I won’t pretend I knew anything about President James Garfield before I saw the program—except that he was assassinated by a mentally deranged man with a gun. The man was convinced he would be handsomely rewarded for his efforts, because he was right. Of course, the image of an unstable person with a gun is certainly not unknown today, but the saddest part of Garfield’s death was that it was probably avoidable. His death was finally due to the pride and ignorance of his attending doctor. Although other doctors advised the attending doctor to heed recent research into the importance of using carbolic acid to kill germs, the attending doctor insisted on sticking with the old-fashioned methods he had used through the Civil War. He refused to listen to research. Garfield died of infection.

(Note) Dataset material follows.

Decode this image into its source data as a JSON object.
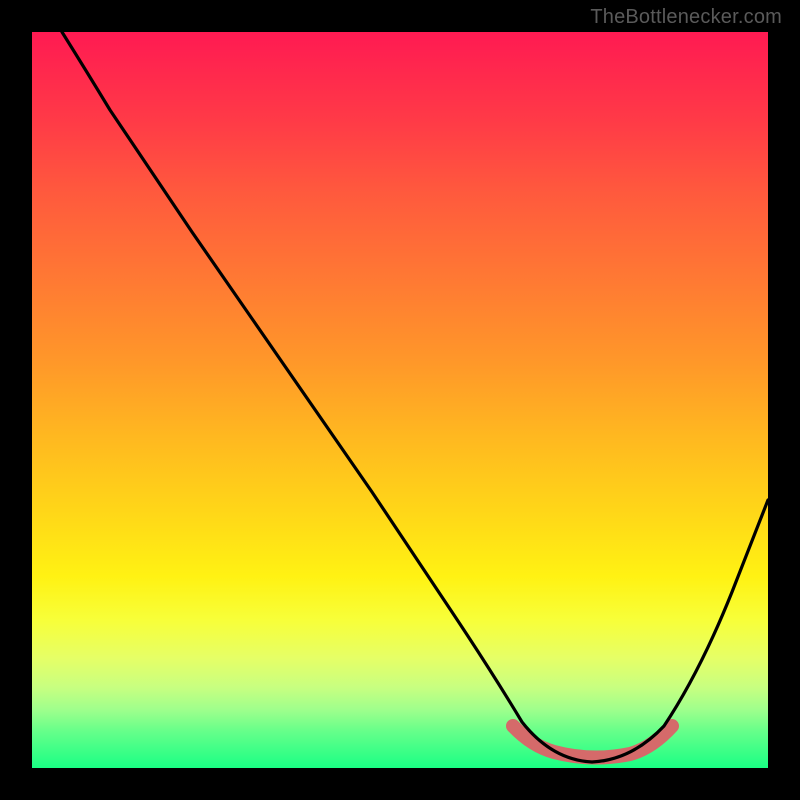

Greed, prejudice, selfishness, and pride. Garfield’s times sound sadly familiar to me. Many people clamor for a leader who disregards human values to WIN as the heroes in the movies and video games do. People feel helpless before the massive influence of multinational corporations and the lobbies of special interest groups. They want a hero, not a leader. They want someone to take over and be the Parent who has all the answers—what they think are the “right” answers. Many don’t want to be involved themselves. Many don’t want to have to make their own decisions or be responsible for their own free will.
The rise of James Garfield cheered me because his times were no less cynical and seemingly hopeless than our own. The people—and I would have to assume those people were no better informed or more noble than our own population—seized upon someone in whom they could believe. I am cheered to realize that when people believe in their own instincts for good, we can make changes. If we can rise above “the way we’ve always done it,” “take care of old number one,” “more is always better,” and “I don’t need to ask questions,” we can change ourselves. We can change the lives we bequeath to our children and grandchildren.
How does the world change? One belief at a time.